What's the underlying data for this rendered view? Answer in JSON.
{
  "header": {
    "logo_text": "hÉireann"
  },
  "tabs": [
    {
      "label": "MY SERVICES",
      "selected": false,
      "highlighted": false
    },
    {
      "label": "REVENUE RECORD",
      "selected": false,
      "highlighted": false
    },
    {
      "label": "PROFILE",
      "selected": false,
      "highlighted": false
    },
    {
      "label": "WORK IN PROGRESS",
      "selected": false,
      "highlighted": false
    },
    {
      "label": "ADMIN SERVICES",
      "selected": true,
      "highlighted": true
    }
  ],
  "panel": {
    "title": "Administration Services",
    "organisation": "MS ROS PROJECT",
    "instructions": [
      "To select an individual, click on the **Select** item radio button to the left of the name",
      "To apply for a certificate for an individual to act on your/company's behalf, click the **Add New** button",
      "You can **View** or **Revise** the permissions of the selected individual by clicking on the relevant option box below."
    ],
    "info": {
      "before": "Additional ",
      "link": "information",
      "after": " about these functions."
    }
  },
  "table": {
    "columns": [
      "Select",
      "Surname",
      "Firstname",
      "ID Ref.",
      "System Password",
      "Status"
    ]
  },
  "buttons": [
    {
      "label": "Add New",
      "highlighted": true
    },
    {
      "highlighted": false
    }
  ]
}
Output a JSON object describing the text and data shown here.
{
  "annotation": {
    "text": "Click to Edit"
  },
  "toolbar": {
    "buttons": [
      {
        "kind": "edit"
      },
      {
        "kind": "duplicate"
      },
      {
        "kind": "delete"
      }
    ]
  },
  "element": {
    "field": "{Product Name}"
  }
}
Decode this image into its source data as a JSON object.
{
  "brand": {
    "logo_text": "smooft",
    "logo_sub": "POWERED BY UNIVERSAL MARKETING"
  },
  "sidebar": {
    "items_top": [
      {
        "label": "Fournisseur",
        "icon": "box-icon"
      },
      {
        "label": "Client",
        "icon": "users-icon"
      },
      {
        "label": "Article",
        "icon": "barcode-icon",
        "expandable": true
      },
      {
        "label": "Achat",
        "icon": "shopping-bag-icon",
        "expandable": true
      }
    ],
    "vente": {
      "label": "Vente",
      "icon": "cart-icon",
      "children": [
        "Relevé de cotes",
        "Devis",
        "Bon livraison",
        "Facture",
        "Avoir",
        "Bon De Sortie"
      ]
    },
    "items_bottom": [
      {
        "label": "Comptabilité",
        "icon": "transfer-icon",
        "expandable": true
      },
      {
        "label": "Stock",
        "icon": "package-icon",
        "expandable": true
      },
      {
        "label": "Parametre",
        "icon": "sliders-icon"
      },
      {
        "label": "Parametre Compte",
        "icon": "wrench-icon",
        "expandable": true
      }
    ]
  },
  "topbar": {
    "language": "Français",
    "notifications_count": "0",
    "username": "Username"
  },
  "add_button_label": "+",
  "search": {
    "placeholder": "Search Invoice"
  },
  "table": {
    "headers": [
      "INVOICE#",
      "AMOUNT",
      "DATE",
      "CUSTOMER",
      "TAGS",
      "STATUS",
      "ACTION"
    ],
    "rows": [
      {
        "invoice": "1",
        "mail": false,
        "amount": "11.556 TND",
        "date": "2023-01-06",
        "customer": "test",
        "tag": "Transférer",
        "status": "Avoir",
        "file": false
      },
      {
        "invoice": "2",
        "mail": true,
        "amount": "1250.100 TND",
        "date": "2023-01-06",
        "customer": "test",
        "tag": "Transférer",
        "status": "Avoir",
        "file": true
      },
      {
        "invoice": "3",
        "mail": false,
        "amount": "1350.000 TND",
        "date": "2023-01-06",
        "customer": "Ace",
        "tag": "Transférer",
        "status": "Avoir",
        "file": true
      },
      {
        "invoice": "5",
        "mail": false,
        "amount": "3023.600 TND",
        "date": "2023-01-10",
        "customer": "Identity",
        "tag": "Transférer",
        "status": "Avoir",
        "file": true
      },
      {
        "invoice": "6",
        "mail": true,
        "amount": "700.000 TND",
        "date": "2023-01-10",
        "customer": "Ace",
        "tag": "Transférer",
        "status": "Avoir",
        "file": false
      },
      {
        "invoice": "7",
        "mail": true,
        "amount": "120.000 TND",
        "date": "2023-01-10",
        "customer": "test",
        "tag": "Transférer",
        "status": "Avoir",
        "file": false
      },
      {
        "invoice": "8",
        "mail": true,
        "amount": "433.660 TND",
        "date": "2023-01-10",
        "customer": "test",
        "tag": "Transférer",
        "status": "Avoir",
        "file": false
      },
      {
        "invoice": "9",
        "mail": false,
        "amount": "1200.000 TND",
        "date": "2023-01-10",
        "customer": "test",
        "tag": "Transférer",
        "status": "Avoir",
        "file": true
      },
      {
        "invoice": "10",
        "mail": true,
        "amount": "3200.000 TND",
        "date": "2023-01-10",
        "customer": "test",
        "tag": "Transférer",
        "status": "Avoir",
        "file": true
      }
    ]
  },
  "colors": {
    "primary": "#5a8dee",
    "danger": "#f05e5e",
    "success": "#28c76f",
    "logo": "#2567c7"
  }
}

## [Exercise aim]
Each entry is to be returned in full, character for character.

## [Solution for this problem]
What's the underlying data for this rendered view? Answer in JSON.
{
  "header": {
    "logo_text": "hÉireann"
  },
  "tabs": [
    {
      "label": "MY SERVICES",
      "selected": false,
      "highlighted": false
    },
    {
      "label": "REVENUE RECORD",
      "selected": false,
      "highlighted": false
    },
    {
      "label": "PROFILE",
      "selected": false,
      "highlighted": false
    },
    {
      "label": "WORK IN PROGRESS",
      "selected": false,
      "highlighted": false
    },
    {
      "label": "ADMIN SERVICES",
      "selected": true,
      "highlighted": true
    }
  ],
  "panel": {
    "title": "Administration Services",
    "organisation": "MS ROS PROJECT",
    "instructions": [
      "To select an individual, click on the **Select** item radio button to the left of the name",
      "To apply for a certificate for an individual to act on your/company's behalf, click the **Add New** button",
      "You can **View** or **Revise** the permissions of the selected individual by clicking on the relevant option box below."
    ],
    "info": {
      "before": "Additional ",
      "link": "information",
      "after": " about these functions."
    }
  },
  "table": {
    "columns": [
      "Select",
      "Surname",
      "Firstname",
      "ID Ref.",
      "System Password",
      "Status"
    ]
  },
  "buttons": [
    {
      "label": "Add New",
      "highlighted": true
    },
    {
      "highlighted": false
    }
  ]
}
Output a JSON object describing the text and data shown here.
{
  "annotation": {
    "text": "Click to Edit"
  },
  "toolbar": {
    "buttons": [
      {
        "kind": "edit"
      },
      {
        "kind": "duplicate"
      },
      {
        "kind": "delete"
      }
    ]
  },
  "element": {
    "field": "{Product Name}"
  }
}
Decode this image into its source data as a JSON object.
{
  "brand": {
    "logo_text": "smooft",
    "logo_sub": "POWERED BY UNIVERSAL MARKETING"
  },
  "sidebar": {
    "items_top": [
      {
        "label": "Fournisseur",
        "icon": "box-icon"
      },
      {
        "label": "Client",
        "icon": "users-icon"
      },
      {
        "label": "Article",
        "icon": "barcode-icon",
        "expandable": true
      },
      {
        "label": "Achat",
        "icon": "shopping-bag-icon",
        "expandable": true
      }
    ],
    "vente": {
      "label": "Vente",
      "icon": "cart-icon",
      "children": [
        "Relevé de cotes",
        "Devis",
        "Bon livraison",
        "Facture",
        "Avoir",
        "Bon De Sortie"
      ]
    },
    "items_bottom": [
      {
        "label": "Comptabilité",
        "icon": "transfer-icon",
        "expandable": true
      },
      {
        "label": "Stock",
        "icon": "package-icon",
        "expandable": true
      },
      {
        "label": "Parametre",
        "icon": "sliders-icon"
      },
      {
        "label": "Parametre Compte",
        "icon": "wrench-icon",
        "expandable": true
      }
    ]
  },
  "topbar": {
    "language": "Français",
    "notifications_count": "0",
    "username": "Username"
  },
  "add_button_label": "+",
  "search": {
    "placeholder": "Search Invoice"
  },
  "table": {
    "headers": [
      "INVOICE#",
      "AMOUNT",
      "DATE",
      "CUSTOMER",
      "TAGS",
      "STATUS",
      "ACTION"
    ],
    "rows": [
      {
        "invoice": "1",
        "mail": false,
        "amount": "11.556 TND",
        "date": "2023-01-06",
        "customer": "test",
        "tag": "Transférer",
        "status": "Avoir",
        "file": false
      },
      {
        "invoice": "2",
        "mail": true,
        "amount": "1250.100 TND",
        "date": "2023-01-06",
        "customer": "test",
        "tag": "Transférer",
        "status": "Avoir",
        "file": true
      },
      {
        "invoice": "3",
        "mail": false,
        "amount": "1350.000 TND",
        "date": "2023-01-06",
        "customer": "Ace",
        "tag": "Transférer",
        "status": "Avoir",
        "file": true
      },
      {
        "invoice": "5",
        "mail": false,
        "amount": "3023.600 TND",
        "date": "2023-01-10",
        "customer": "Identity",
        "tag": "Transférer",
        "status": "Avoir",
        "file": true
      },
      {
        "invoice": "6",
        "mail": true,
        "amount": "700.000 TND",
        "date": "2023-01-10",
        "customer": "Ace",
        "tag": "Transférer",
        "status": "Avoir",
        "file": false
      },
      {
        "invoice": "7",
        "mail": true,
        "amount": "120.000 TND",
        "date": "2023-01-10",
        "customer": "test",
        "tag": "Transférer",
        "status": "Avoir",
        "file": false
      },
      {
        "invoice": "8",
        "mail": true,
        "amount": "433.660 TND",
        "date": "2023-01-10",
        "customer": "test",
        "tag": "Transférer",
        "status": "Avoir",
        "file": false
      },
      {
        "invoice": "9",
        "mail": false,
        "amount": "1200.000 TND",
        "date": "2023-01-10",
        "customer": "test",
        "tag": "Transférer",
        "status": "Avoir",
        "file": true
      },
      {
        "invoice": "10",
        "mail": true,
        "amount": "3200.000 TND",
        "date": "2023-01-10",
        "customer": "test",
        "tag": "Transférer",
        "status": "Avoir",
        "file": true
      }
    ]
  },
  "colors": {
    "primary": "#5a8dee",
    "danger": "#f05e5e",
    "success": "#28c76f",
    "logo": "#2567c7"
  }
}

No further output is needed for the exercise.